WORK TO BE COMPLETED.
Write the records out again, exactly.

DATA SHOWN.
┄┄┄┄┄┄┄┄┄┄┄┄┄┄┄┄┄┄┄┄

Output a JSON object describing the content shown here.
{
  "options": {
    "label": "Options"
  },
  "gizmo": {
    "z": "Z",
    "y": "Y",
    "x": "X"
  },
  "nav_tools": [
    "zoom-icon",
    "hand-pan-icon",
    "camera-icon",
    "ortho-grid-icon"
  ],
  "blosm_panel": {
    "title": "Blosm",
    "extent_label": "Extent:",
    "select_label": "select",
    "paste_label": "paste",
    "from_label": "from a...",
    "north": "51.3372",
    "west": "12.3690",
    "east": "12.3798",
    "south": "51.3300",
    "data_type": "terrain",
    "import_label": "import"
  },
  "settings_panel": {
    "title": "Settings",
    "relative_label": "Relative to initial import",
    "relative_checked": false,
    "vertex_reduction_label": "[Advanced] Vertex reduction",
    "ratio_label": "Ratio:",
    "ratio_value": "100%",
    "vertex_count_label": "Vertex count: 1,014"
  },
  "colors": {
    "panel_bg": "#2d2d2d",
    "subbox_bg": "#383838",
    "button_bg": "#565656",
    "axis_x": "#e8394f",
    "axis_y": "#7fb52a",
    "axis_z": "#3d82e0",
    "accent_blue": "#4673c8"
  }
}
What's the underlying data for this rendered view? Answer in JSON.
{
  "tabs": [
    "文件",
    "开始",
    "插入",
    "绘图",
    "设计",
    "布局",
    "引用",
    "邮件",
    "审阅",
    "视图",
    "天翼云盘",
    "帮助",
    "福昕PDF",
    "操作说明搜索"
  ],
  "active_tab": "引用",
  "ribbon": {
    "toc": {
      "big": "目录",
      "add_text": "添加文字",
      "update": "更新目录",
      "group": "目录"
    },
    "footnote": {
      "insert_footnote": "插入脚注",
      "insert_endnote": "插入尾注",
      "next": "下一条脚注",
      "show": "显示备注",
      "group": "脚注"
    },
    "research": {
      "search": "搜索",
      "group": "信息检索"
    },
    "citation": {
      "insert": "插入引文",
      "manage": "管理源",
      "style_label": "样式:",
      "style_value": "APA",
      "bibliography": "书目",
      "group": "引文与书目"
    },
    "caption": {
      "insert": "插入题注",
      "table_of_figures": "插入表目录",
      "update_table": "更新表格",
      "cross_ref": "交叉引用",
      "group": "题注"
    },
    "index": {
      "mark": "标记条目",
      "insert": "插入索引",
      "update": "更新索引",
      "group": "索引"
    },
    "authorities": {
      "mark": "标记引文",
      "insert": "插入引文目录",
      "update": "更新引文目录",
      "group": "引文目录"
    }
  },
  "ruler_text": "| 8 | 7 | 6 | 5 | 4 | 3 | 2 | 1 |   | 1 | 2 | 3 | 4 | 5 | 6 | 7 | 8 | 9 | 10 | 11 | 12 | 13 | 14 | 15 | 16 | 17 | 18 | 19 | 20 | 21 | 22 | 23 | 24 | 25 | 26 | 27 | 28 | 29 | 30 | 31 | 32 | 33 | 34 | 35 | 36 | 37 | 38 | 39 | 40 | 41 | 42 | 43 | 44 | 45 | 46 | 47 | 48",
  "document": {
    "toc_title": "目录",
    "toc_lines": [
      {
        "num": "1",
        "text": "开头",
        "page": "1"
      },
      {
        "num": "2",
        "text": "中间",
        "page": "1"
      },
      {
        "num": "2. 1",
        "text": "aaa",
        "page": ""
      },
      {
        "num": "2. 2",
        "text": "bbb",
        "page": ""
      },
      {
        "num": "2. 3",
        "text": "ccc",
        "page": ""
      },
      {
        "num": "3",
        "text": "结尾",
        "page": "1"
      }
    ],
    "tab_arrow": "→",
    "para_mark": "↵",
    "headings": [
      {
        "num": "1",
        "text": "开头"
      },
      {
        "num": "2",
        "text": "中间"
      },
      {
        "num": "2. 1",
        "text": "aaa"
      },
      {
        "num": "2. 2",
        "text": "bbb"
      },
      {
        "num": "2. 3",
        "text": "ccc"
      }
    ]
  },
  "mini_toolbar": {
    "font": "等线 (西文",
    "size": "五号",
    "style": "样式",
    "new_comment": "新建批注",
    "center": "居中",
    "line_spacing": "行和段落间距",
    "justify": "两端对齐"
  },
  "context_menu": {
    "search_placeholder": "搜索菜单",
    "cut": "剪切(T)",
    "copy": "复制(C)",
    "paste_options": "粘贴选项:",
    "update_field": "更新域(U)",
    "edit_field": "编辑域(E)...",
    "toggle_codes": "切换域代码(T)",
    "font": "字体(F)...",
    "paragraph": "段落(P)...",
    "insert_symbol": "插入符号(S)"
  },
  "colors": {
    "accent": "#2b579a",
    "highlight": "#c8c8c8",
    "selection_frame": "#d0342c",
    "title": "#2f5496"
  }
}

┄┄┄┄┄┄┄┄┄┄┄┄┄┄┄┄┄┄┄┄

RESPONSE BELOW.
Output a JSON object describing the content shown here.
{
  "options": {
    "label": "Options"
  },
  "gizmo": {
    "z": "Z",
    "y": "Y",
    "x": "X"
  },
  "nav_tools": [
    "zoom-icon",
    "hand-pan-icon",
    "camera-icon",
    "ortho-grid-icon"
  ],
  "blosm_panel": {
    "title": "Blosm",
    "extent_label": "Extent:",
    "select_label": "select",
    "paste_label": "paste",
    "from_label": "from a...",
    "north": "51.3372",
    "west": "12.3690",
    "east": "12.3798",
    "south": "51.3300",
    "data_type": "terrain",
    "import_label": "import"
  },
  "settings_panel": {
    "title": "Settings",
    "relative_label": "Relative to initial import",
    "relative_checked": false,
    "vertex_reduction_label": "[Advanced] Vertex reduction",
    "ratio_label": "Ratio:",
    "ratio_value": "100%",
    "vertex_count_label": "Vertex count: 1,014"
  },
  "colors": {
    "panel_bg": "#2d2d2d",
    "subbox_bg": "#383838",
    "button_bg": "#565656",
    "axis_x": "#e8394f",
    "axis_y": "#7fb52a",
    "axis_z": "#3d82e0",
    "accent_blue": "#4673c8"
  }
}
What's the underlying data for this rendered view? Answer in JSON.
{
  "tabs": [
    "文件",
    "开始",
    "插入",
    "绘图",
    "设计",
    "布局",
    "引用",
    "邮件",
    "审阅",
    "视图",
    "天翼云盘",
    "帮助",
    "福昕PDF",
    "操作说明搜索"
  ],
  "active_tab": "引用",
  "ribbon": {
    "toc": {
      "big": "目录",
      "add_text": "添加文字",
      "update": "更新目录",
      "group": "目录"
    },
    "footnote": {
      "insert_footnote": "插入脚注",
      "insert_endnote": "插入尾注",
      "next": "下一条脚注",
      "show": "显示备注",
      "group": "脚注"
    },
    "research": {
      "search": "搜索",
      "group": "信息检索"
    },
    "citation": {
      "insert": "插入引文",
      "manage": "管理源",
      "style_label": "样式:",
      "style_value": "APA",
      "bibliography": "书目",
      "group": "引文与书目"
    },
    "caption": {
      "insert": "插入题注",
      "table_of_figures": "插入表目录",
      "update_table": "更新表格",
      "cross_ref": "交叉引用",
      "group": "题注"
    },
    "index": {
      "mark": "标记条目",
      "insert": "插入索引",
      "update": "更新索引",
      "group": "索引"
    },
    "authorities": {
      "mark": "标记引文",
      "insert": "插入引文目录",
      "update": "更新引文目录",
      "group": "引文目录"
    }
  },
  "ruler_text": "| 8 | 7 | 6 | 5 | 4 | 3 | 2 | 1 |   | 1 | 2 | 3 | 4 | 5 | 6 | 7 | 8 | 9 | 10 | 11 | 12 | 13 | 14 | 15 | 16 | 17 | 18 | 19 | 20 | 21 | 22 | 23 | 24 | 25 | 26 | 27 | 28 | 29 | 30 | 31 | 32 | 33 | 34 | 35 | 36 | 37 | 38 | 39 | 40 | 41 | 42 | 43 | 44 | 45 | 46 | 47 | 48",
  "document": {
    "toc_title": "目录",
    "toc_lines": [
      {
        "num": "1",
        "text": "开头",
        "page": "1"
      },
      {
        "num": "2",
        "text": "中间",
        "page": "1"
      },
      {
        "num": "2. 1",
        "text": "aaa",
        "page": ""
      },
      {
        "num": "2. 2",
        "text": "bbb",
        "page": ""
      },
      {
        "num": "2. 3",
        "text": "ccc",
        "page": ""
      },
      {
        "num": "3",
        "text": "结尾",
        "page": "1"
      }
    ],
    "tab_arrow": "→",
    "para_mark": "↵",
    "headings": [
      {
        "num": "1",
        "text": "开头"
      },
      {
        "num": "2",
        "text": "中间"
      },
      {
        "num": "2. 1",
        "text": "aaa"
      },
      {
        "num": "2. 2",
        "text": "bbb"
      },
      {
        "num": "2. 3",
        "text": "ccc"
      }
    ]
  },
  "mini_toolbar": {
    "font": "等线 (西文",
    "size": "五号",
    "style": "样式",
    "new_comment": "新建批注",
    "center": "居中",
    "line_spacing": "行和段落间距",
    "justify": "两端对齐"
  },
  "context_menu": {
    "search_placeholder": "搜索菜单",
    "cut": "剪切(T)",
    "copy": "复制(C)",
    "paste_options": "粘贴选项:",
    "update_field": "更新域(U)",
    "edit_field": "编辑域(E)...",
    "toggle_codes": "切换域代码(T)",
    "font": "字体(F)...",
    "paragraph": "段落(P)...",
    "insert_symbol": "插入符号(S)"
  },
  "colors": {
    "accent": "#2b579a",
    "highlight": "#c8c8c8",
    "selection_frame": "#d0342c",
    "title": "#2f5496"
  }
}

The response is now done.